Between 140 and 100 years ago inland seas flooded outback Queensland. This occurred due to global changes in sea level during this . The marine flooding of the continent left behind a rich fossil record which is preserved in the rocks of outback Queensland. These fossils tell the story of life in the shallow seas and include a diverse assemblage of fossil animals from shellfish to giant marine reptiles.
Swimming reptiles are well-known from the rocks of the Cretaceous inland seas. These include plesiosaurs, ichthyosaurs, and turtles. These animals are not and each have very different ancestries. They are a diverse group of marine reptiles of which Queensland has one of the richest fossil records worldwide.
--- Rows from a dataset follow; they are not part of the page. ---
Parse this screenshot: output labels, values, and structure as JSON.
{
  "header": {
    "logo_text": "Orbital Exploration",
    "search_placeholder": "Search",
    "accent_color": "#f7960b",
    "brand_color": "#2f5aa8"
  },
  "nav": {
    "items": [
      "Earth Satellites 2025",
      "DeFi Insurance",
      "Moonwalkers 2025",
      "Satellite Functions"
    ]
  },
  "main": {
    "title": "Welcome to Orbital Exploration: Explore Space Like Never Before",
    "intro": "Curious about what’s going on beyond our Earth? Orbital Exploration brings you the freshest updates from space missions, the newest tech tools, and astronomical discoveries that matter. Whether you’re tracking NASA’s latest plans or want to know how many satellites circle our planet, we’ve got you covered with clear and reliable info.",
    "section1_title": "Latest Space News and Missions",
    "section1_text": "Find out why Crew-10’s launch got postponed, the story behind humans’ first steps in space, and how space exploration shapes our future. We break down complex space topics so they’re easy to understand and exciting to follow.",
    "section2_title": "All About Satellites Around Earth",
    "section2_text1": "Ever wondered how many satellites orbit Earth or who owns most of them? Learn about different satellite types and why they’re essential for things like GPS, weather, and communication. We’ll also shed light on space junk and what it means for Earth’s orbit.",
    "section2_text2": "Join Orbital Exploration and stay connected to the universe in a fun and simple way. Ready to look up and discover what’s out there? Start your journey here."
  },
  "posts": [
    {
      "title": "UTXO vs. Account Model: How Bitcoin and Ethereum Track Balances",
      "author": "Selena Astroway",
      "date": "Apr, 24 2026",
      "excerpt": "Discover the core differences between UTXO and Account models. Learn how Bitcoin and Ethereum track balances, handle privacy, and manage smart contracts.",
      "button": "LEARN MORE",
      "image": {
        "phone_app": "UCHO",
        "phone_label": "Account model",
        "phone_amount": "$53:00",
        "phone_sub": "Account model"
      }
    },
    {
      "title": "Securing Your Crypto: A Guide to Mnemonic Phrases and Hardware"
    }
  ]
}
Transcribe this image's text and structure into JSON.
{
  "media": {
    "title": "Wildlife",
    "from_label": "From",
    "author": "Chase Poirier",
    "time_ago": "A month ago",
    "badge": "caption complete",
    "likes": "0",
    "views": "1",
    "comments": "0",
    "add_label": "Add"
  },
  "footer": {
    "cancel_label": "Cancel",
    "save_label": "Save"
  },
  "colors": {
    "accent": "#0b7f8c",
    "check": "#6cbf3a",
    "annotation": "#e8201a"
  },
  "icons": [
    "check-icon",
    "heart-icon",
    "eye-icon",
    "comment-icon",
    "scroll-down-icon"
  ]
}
Fossils of animals without backbones (invertebrates) are common in rocks formed in the inland seas from the Cretaceous Period of Queensland. These fossils include ammonites and a wide variety of molluscs, crustaceans, echinoderms (urchins and ). The different assemblages of fossils in each rock unit provide evidence of the changing environment during the Cretaceous Period.